What are you reading? Here are a few recommendations for the long, long (too long?) Labor Day weekend.
1. The Lenny newsletter, edited by Girls creator Lena Dunham and her co-producer Jenni Konner, is an online publication by and for Millennial women. I’m a Baby Boomer, but one has to keep up with the culture, and the writers’ agenda are varied and often stylishly written. I enjoy the “Lit Thursday” book recommendations and the interviews with artists, actresses, and politicians Dunham, author of the memoir Not My Kind of Girl, is a stunning writer, and sometimes the unknowns will surprise you. I enjoyed Sarah Konner’s essay, “Menstrual Cycling,” about a bicycle trip on which she and a friend gave away free menstrual cups.
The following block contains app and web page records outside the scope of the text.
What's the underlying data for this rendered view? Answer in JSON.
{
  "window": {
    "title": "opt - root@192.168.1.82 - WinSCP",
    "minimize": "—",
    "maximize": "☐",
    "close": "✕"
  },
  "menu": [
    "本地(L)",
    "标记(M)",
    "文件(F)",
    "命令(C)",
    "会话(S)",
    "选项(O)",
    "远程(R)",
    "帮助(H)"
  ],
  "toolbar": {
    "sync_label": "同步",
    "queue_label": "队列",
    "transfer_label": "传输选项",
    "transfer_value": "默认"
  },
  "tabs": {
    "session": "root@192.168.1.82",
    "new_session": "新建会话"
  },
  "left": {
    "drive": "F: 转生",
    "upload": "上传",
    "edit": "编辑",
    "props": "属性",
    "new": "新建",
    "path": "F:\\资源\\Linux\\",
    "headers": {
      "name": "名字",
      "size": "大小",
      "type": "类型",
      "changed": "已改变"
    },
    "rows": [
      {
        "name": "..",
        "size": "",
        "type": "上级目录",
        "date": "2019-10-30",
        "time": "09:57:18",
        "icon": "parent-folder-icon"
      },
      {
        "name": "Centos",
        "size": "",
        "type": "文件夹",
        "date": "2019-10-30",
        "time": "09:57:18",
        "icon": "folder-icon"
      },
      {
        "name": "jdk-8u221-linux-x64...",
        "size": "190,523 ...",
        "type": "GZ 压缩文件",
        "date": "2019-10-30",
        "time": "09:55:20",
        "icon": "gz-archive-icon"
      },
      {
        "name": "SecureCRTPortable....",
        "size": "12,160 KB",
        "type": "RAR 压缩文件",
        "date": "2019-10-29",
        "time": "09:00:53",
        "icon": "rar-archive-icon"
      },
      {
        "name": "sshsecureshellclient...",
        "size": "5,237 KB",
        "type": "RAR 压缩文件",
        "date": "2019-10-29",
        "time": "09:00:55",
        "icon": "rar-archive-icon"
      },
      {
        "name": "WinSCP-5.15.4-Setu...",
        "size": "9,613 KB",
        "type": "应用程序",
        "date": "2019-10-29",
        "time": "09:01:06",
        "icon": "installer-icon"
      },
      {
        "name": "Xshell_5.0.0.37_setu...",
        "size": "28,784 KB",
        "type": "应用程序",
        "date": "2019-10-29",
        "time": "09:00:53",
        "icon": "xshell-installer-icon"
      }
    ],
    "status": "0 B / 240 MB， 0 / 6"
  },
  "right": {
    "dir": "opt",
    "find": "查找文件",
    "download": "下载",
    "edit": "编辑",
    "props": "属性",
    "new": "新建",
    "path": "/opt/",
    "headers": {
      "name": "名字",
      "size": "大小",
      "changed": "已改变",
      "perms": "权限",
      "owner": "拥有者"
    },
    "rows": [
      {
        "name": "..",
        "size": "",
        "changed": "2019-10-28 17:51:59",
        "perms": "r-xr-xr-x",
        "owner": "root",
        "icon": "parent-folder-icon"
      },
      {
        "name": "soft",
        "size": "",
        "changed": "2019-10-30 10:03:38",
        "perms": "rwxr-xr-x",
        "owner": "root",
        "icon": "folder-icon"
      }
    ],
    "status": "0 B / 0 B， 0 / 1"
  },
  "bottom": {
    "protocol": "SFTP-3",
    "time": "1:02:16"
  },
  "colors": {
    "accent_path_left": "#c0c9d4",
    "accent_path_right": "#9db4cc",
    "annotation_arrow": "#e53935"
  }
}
In 2011, my dear friend Toni and I rode our bikes down the West Coast, living on $4 a day, camping in backyards, and giving away free menstrual cups. This was our second bicycle trip together. Our first trip was just a joy ride two years earlier. We tested how cheaply we could live, and in doing so, we discovered that bicycle travel is a very special way to have engaging conversations with people we would never meet otherwise. So, we planned another trip and organized it around our shared passion for menstrual cups! Menstrual cups reduce waste, save money, are safe for women’s bodies, and offer users an opportunity for a more intimate relationship with their cycle.
Menstrual cup, tampons, pads: the more methods, the better, I say. Thank God I’ll never have to deal with that again. My own periods were so heavy that I needed extra-large tampons, and even so, I had to change them every two hours. Women in the ancient world used tampons, so you can think of it as a witchy ritualistic wisdom passed down from the matriarchal goddesses to the priestesses to us. And, remember, cotton tampons are biodegradable, too.
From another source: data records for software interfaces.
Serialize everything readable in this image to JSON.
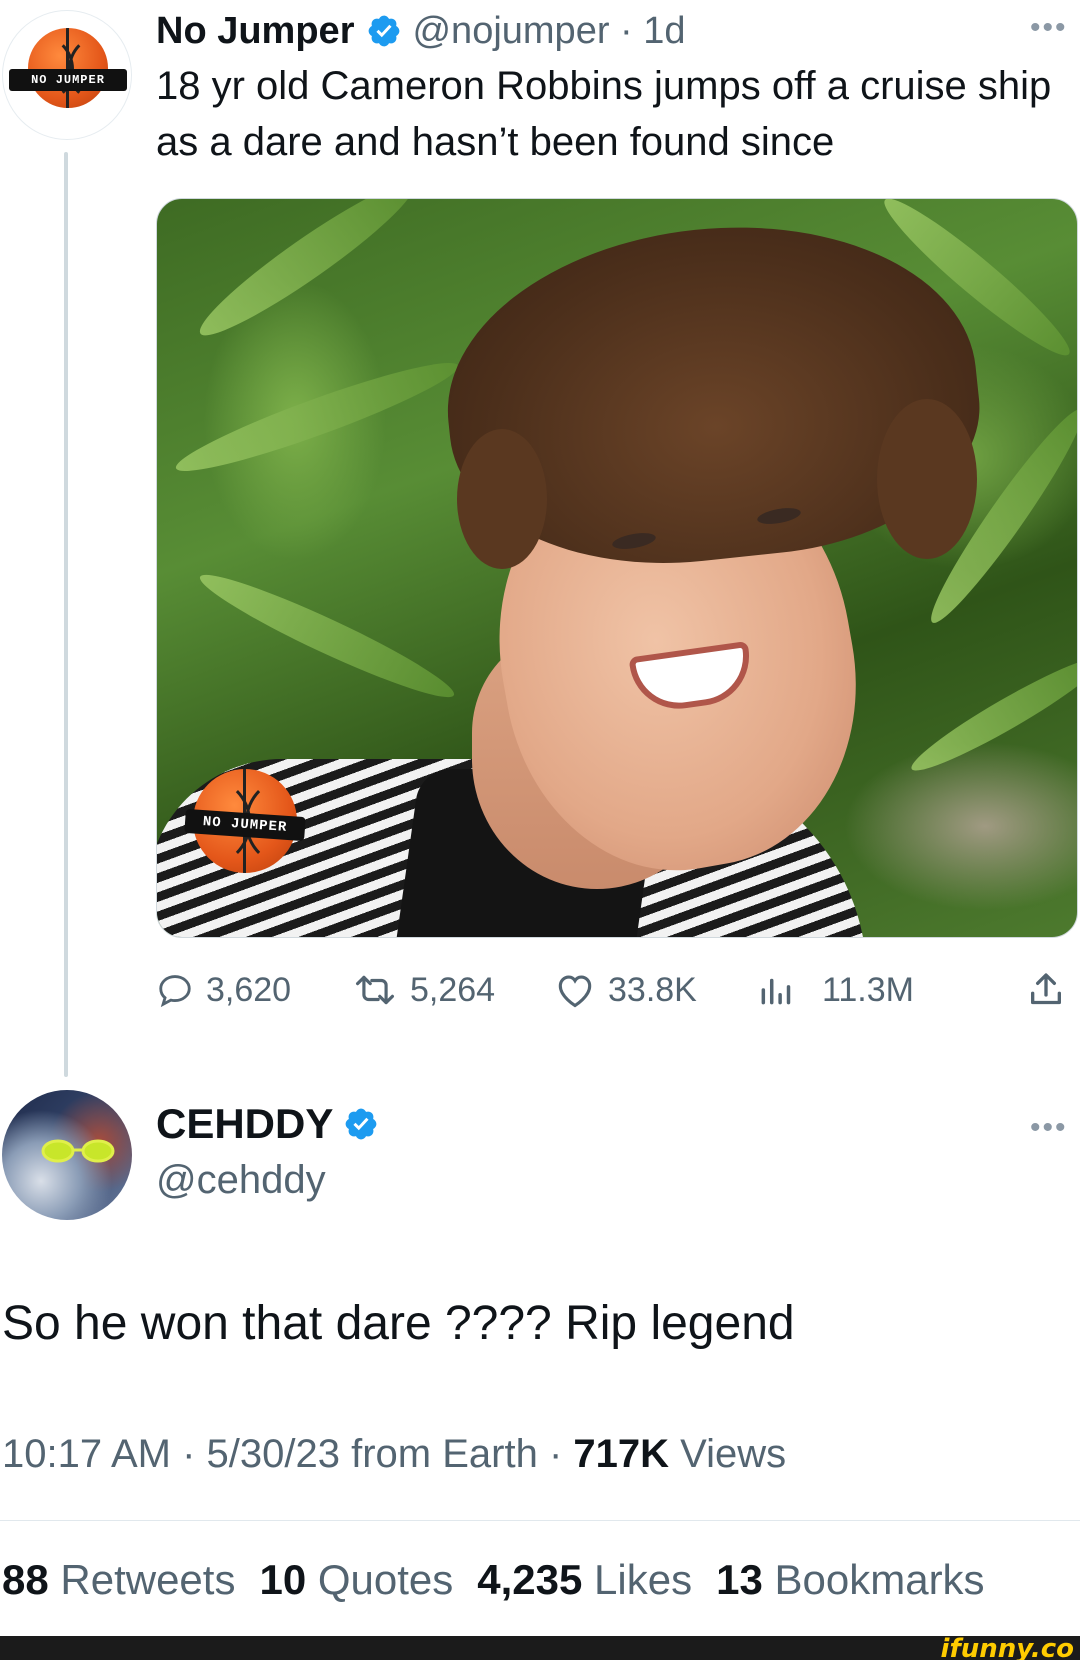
{
  "parent_tweet": {
    "author_name": "No Jumper",
    "handle_time": "@nojumper · 1d",
    "avatar_logo_text": "NO JUMPER",
    "text": "18 yr old Cameron Robbins jumps off a cruise ship as a dare and hasn’t been found since",
    "media_watermark": "NO JUMPER",
    "actions": {
      "replies": "3,620",
      "retweets": "5,264",
      "likes": "33.8K",
      "views": "11.3M"
    }
  },
  "reply_tweet": {
    "author_name": "CEHDDY",
    "handle": "@cehddy",
    "text": "So he won that dare ???? Rip legend",
    "timestamp": "10:17 AM · 5/30/23 from Earth · ",
    "views_count": "717K",
    "views_label": " Views",
    "stats": {
      "retweets_count": "88",
      "retweets_label": " Retweets",
      "quotes_count": "10",
      "quotes_label": " Quotes",
      "likes_count": "4,235",
      "likes_label": " Likes",
      "bookmarks_count": "13",
      "bookmarks_label": " Bookmarks"
    }
  },
  "watermark": "ifunny.co",
  "colors": {
    "verified": "#1d9bf0",
    "secondary_text": "#536471",
    "primary_text": "#0f1419"
  }
}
2. Last year I wrote about “Filthy Jokes in Aristophanes’ The Frogs” after rereading the play in Greek. The jokes can be difficult, because the ancient world has its own zany wit.
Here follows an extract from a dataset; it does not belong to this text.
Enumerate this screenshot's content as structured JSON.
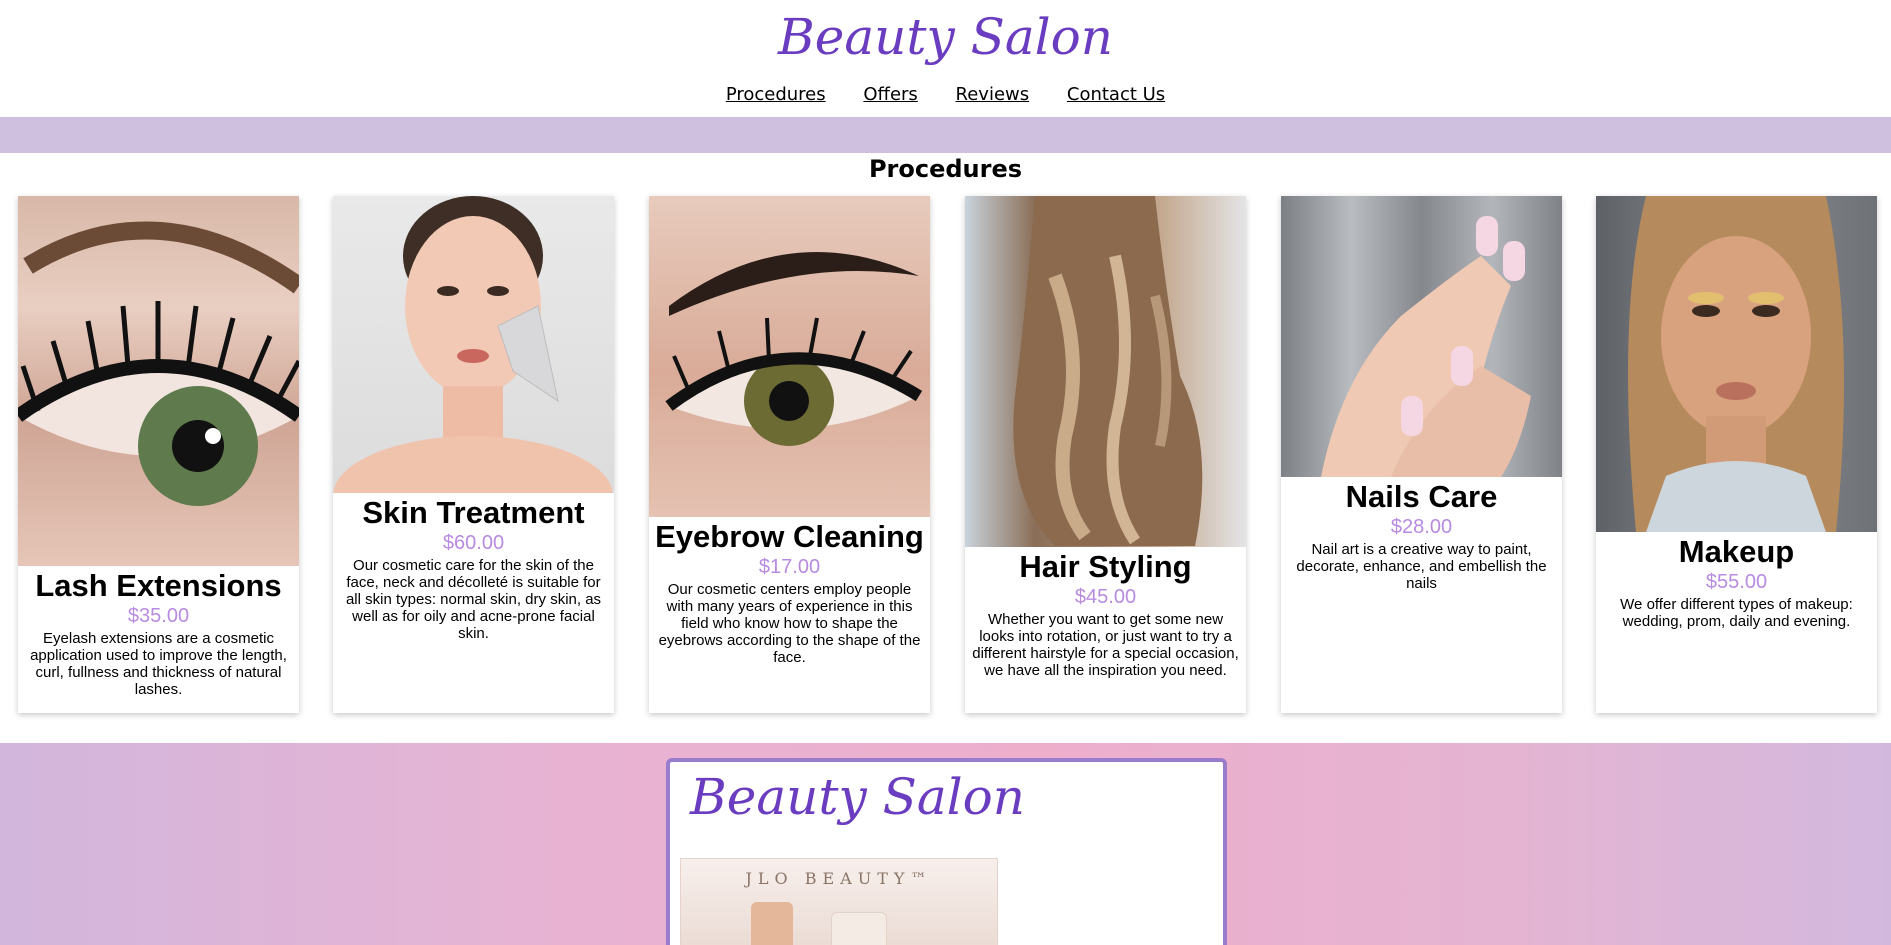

In a review of three books about Aristophanes in the TLS, Simon Goldhill writes about the perils of translating Aristophanes’ jokes.
Translating Aristophanes’ comedies can be a right bugger. As early as the first century AD, the highly educated culture-hound Plutarch warned against reciting Aristophanes at a dinner party – an early version of doing the Monty Python dead parrot sketch for your friends – because each guest would need a personal tutor to explain the political references and obscure vocabulary. Between the gags about unknown politicians, fun with baffling names for sausages and bizarre puns about sexual parts, even a sophisticated Greek-speaking partygoer was likely to be desperately lost, and searching unsmilingly for the equivalent of the OED. What could ruin a good symposium more than a comic skit that nobody got?
Very articulate, fascinating article!
What are y’all reading this weekend? Let me know!